MATERIAL PROVIDED Block Start

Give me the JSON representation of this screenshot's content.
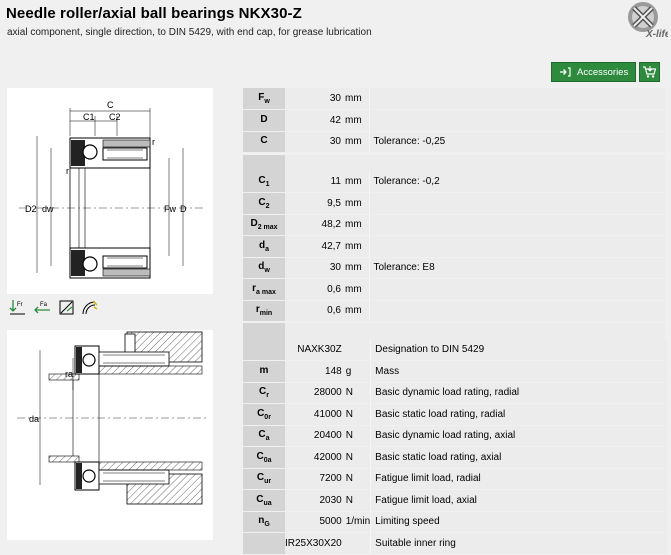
{
  "header": {
    "title": "Needle roller/axial ball bearings NKX30-Z",
    "subtitle": "axial component, single direction, to DIN 5429, with end cap, for grease lubrication",
    "logo_text": "X-life"
  },
  "toolbar": {
    "accessories_label": "Accessories",
    "accent": "#2e8b3e"
  },
  "drawing_top": {
    "labels": [
      "C",
      "C1",
      "C2",
      "r",
      "r",
      "D2",
      "dw",
      "Fw",
      "D"
    ]
  },
  "drawing_bottom": {
    "labels": [
      "ra",
      "da"
    ]
  },
  "icons": [
    "radial-load-icon",
    "axial-load-icon",
    "sealed-icon",
    "grease-icon"
  ],
  "table1": [
    {
      "sym": "F",
      "sub": "w",
      "val": "30",
      "unit": "mm",
      "desc": ""
    },
    {
      "sym": "D",
      "sub": "",
      "val": "42",
      "unit": "mm",
      "desc": ""
    },
    {
      "sym": "C",
      "sub": "",
      "val": "30",
      "unit": "mm",
      "desc": "Tolerance: -0,25"
    }
  ],
  "table2": [
    {
      "sym": "C",
      "sub": "1",
      "val": "11",
      "unit": "mm",
      "desc": "Tolerance: -0,2"
    },
    {
      "sym": "C",
      "sub": "2",
      "val": "9,5",
      "unit": "mm",
      "desc": ""
    },
    {
      "sym": "D",
      "sub": "2 max",
      "val": "48,2",
      "unit": "mm",
      "desc": ""
    },
    {
      "sym": "d",
      "sub": "a",
      "val": "42,7",
      "unit": "mm",
      "desc": ""
    },
    {
      "sym": "d",
      "sub": "w",
      "val": "30",
      "unit": "mm",
      "desc": "Tolerance: E8"
    },
    {
      "sym": "r",
      "sub": "a max",
      "val": "0,6",
      "unit": "mm",
      "desc": ""
    },
    {
      "sym": "r",
      "sub": "min",
      "val": "0,6",
      "unit": "mm",
      "desc": ""
    }
  ],
  "table3": [
    {
      "sym": "",
      "sub": "",
      "val": "NAXK30Z",
      "unit": "",
      "desc": "Designation to DIN 5429"
    },
    {
      "sym": "m",
      "sub": "",
      "val": "148",
      "unit": "g",
      "desc": "Mass"
    },
    {
      "sym": "C",
      "sub": "r",
      "val": "28000",
      "unit": "N",
      "desc": "Basic dynamic load rating, radial"
    },
    {
      "sym": "C",
      "sub": "0r",
      "val": "41000",
      "unit": "N",
      "desc": "Basic static load rating, radial"
    },
    {
      "sym": "C",
      "sub": "a",
      "val": "20400",
      "unit": "N",
      "desc": "Basic dynamic load rating, axial"
    },
    {
      "sym": "C",
      "sub": "0a",
      "val": "42000",
      "unit": "N",
      "desc": "Basic static load rating, axial"
    },
    {
      "sym": "C",
      "sub": "ur",
      "val": "7200",
      "unit": "N",
      "desc": "Fatigue limit load, radial"
    },
    {
      "sym": "C",
      "sub": "ua",
      "val": "2030",
      "unit": "N",
      "desc": "Fatigue limit load, axial"
    },
    {
      "sym": "n",
      "sub": "G",
      "val": "5000",
      "unit": "1/min",
      "desc": "Limiting speed"
    },
    {
      "sym": "",
      "sub": "",
      "val": "IR25X30X20",
      "unit": "",
      "desc": "Suitable inner ring"
    }
  ]
}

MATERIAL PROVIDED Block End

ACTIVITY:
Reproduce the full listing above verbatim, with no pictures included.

ANSWER SPACE:
Give me the JSON representation of this screenshot's content.
{
  "header": {
    "title": "Needle roller/axial ball bearings NKX30-Z",
    "subtitle": "axial component, single direction, to DIN 5429, with end cap, for grease lubrication",
    "logo_text": "X-life"
  },
  "toolbar": {
    "accessories_label": "Accessories",
    "accent": "#2e8b3e"
  },
  "drawing_top": {
    "labels": [
      "C",
      "C1",
      "C2",
      "r",
      "r",
      "D2",
      "dw",
      "Fw",
      "D"
    ]
  },
  "drawing_bottom": {
    "labels": [
      "ra",
      "da"
    ]
  },
  "icons": [
    "radial-load-icon",
    "axial-load-icon",
    "sealed-icon",
    "grease-icon"
  ],
  "table1": [
    {
      "sym": "F",
      "sub": "w",
      "val": "30",
      "unit": "mm",
      "desc": ""
    },
    {
      "sym": "D",
      "sub": "",
      "val": "42",
      "unit": "mm",
      "desc": ""
    },
    {
      "sym": "C",
      "sub": "",
      "val": "30",
      "unit": "mm",
      "desc": "Tolerance: -0,25"
    }
  ],
  "table2": [
    {
      "sym": "C",
      "sub": "1",
      "val": "11",
      "unit": "mm",
      "desc": "Tolerance: -0,2"
    },
    {
      "sym": "C",
      "sub": "2",
      "val": "9,5",
      "unit": "mm",
      "desc": ""
    },
    {
      "sym": "D",
      "sub": "2 max",
      "val": "48,2",
      "unit": "mm",
      "desc": ""
    },
    {
      "sym": "d",
      "sub": "a",
      "val": "42,7",
      "unit": "mm",
      "desc": ""
    },
    {
      "sym": "d",
      "sub": "w",
      "val": "30",
      "unit": "mm",
      "desc": "Tolerance: E8"
    },
    {
      "sym": "r",
      "sub": "a max",
      "val": "0,6",
      "unit": "mm",
      "desc": ""
    },
    {
      "sym": "r",
      "sub": "min",
      "val": "0,6",
      "unit": "mm",
      "desc": ""
    }
  ],
  "table3": [
    {
      "sym": "",
      "sub": "",
      "val": "NAXK30Z",
      "unit": "",
      "desc": "Designation to DIN 5429"
    },
    {
      "sym": "m",
      "sub": "",
      "val": "148",
      "unit": "g",
      "desc": "Mass"
    },
    {
      "sym": "C",
      "sub": "r",
      "val": "28000",
      "unit": "N",
      "desc": "Basic dynamic load rating, radial"
    },
    {
      "sym": "C",
      "sub": "0r",
      "val": "41000",
      "unit": "N",
      "desc": "Basic static load rating, radial"
    },
    {
      "sym": "C",
      "sub": "a",
      "val": "20400",
      "unit": "N",
      "desc": "Basic dynamic load rating, axial"
    },
    {
      "sym": "C",
      "sub": "0a",
      "val": "42000",
      "unit": "N",
      "desc": "Basic static load rating, axial"
    },
    {
      "sym": "C",
      "sub": "ur",
      "val": "7200",
      "unit": "N",
      "desc": "Fatigue limit load, radial"
    },
    {
      "sym": "C",
      "sub": "ua",
      "val": "2030",
      "unit": "N",
      "desc": "Fatigue limit load, axial"
    },
    {
      "sym": "n",
      "sub": "G",
      "val": "5000",
      "unit": "1/min",
      "desc": "Limiting speed"
    },
    {
      "sym": "",
      "sub": "",
      "val": "IR25X30X20",
      "unit": "",
      "desc": "Suitable inner ring"
    }
  ]
}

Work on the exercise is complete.